- God Makes Provision to Restrain Murder (Gen 9:5-7)
“I will require the blood of anyone who takes another person’s life.”
God gives human a portion of the divine prerogative to take human life and thus guard society against murder. The mission to fill the earth is threatened by men as well as animals. Hence verses 5:
“I will require the blood of anyone who takes another person’s life.”
- Before the flood God kept for himself the whole prerogative to take life. You recall God threatened sevenfold vengeance on anyone who slays Cain, even though Cain was a murderer (4:15).
- But now God makes a provision for murder to be at least partly restrained by man. He makes murder a capital offense.
- God Makes a Covenant with Noah (Gen 9:11)
“Never again will floodwaters kill all living creatures; never again will a flood destroy the earth.”
Finally, How shall the earth ever be filled with his glory if his wrath overflows again in a flood against sin? To protect everyone against this threat God makes a covenant with Noah and his sons in:
Genesis 9:11, “Never again will floodwaters kill all living creatures; never again will a flood destroy the earth.”
The same promise is stated positively in Genesis 8:22. As long as the world lasts, I will withhold universal judgment like this and preserve the order of creation.
The Epilogue to the Story of the Flood
The story of Noah and the flood is incomplete in itself.
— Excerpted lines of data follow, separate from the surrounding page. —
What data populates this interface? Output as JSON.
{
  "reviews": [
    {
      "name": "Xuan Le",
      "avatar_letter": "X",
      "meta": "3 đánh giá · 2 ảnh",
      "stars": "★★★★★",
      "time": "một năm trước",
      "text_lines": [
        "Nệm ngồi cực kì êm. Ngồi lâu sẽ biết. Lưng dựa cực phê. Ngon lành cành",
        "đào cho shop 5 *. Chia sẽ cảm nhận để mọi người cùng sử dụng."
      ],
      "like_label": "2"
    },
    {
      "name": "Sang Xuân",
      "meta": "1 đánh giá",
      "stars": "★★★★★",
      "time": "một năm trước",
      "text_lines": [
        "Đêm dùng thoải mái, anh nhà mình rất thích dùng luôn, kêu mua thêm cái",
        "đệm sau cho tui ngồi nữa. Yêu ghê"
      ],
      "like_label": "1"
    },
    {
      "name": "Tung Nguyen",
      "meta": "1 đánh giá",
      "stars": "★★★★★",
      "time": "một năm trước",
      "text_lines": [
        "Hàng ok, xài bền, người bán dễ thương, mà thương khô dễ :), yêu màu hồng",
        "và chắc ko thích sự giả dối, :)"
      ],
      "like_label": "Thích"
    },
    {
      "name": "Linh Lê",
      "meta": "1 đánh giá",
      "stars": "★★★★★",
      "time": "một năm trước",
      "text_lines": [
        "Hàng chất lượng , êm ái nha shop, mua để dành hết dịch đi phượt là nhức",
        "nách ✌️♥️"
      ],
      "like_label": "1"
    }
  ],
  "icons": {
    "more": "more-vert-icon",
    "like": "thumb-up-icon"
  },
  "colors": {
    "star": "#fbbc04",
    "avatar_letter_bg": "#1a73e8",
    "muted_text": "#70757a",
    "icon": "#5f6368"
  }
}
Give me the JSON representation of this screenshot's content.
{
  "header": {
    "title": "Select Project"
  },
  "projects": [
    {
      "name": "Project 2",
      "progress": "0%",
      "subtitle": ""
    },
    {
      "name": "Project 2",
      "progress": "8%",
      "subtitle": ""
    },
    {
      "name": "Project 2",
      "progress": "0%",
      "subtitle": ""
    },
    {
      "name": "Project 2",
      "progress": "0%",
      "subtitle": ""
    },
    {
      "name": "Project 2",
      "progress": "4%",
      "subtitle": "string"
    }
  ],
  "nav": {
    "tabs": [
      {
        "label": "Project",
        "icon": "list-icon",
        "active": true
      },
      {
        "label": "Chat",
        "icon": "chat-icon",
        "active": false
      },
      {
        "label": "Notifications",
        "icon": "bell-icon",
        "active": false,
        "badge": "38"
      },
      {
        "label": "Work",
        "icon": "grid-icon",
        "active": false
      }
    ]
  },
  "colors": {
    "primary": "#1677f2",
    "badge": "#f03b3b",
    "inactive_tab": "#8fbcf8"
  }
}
God still hates sin and no remedy was found. The story cries out for an epilogue.
And there is a final clue in the story about the epilogue to come. It’s found in Genesis 8:20. At the end of the flood and before God had made his covenant, “20 Then Noah built an altar to the Lord, and there he sacrificed as burnt offerings the animals and birds that had been approved for that purpose. 21 And the Lord was pleased with the aroma of the sacrifice and said to himself, “I will never again curse the ground because of the human race.’”
God’s gracious covenant with Noah was a response to a pure sacrifice. Is not this, too, a foreshadowing that God, who must find a remedy for sin, will find it in another greater sacrifice, namely, the sacrifice of his Son.
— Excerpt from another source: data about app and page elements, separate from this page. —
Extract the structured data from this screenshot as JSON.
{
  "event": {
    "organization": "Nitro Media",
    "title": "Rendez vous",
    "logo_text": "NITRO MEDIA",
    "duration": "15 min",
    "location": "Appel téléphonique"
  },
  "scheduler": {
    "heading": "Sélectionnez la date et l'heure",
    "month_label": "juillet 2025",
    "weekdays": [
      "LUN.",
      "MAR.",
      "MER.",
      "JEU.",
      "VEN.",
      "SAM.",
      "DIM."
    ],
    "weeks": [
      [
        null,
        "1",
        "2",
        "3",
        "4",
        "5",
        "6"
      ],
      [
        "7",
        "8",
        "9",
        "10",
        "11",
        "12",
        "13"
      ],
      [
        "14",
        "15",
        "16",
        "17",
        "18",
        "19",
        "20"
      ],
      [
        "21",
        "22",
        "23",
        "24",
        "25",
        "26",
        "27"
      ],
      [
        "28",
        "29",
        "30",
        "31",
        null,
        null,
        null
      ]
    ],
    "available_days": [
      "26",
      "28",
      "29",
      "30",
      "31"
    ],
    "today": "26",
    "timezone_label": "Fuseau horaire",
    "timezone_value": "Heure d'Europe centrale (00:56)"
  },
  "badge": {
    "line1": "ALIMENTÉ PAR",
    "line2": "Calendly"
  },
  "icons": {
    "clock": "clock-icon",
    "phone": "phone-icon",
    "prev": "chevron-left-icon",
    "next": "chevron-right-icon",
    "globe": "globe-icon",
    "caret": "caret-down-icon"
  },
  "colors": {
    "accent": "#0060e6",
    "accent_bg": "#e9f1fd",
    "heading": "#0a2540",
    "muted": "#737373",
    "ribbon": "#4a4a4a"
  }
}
The final remedy for sin has been found. As Hebrews 9:26 says,
“If that had been necessary, Christ would have had to die again and again, ever since the world began. But now, once for all time, he has appeared at the end of the age to remove sin by his own death as a sacrifice.”
God still hates sin. We are still sinful. But God will never surrender his purpose to fill the earth with his glory. The final remedy is Jesus Christ. So come to him and discover the purpose for which you were made.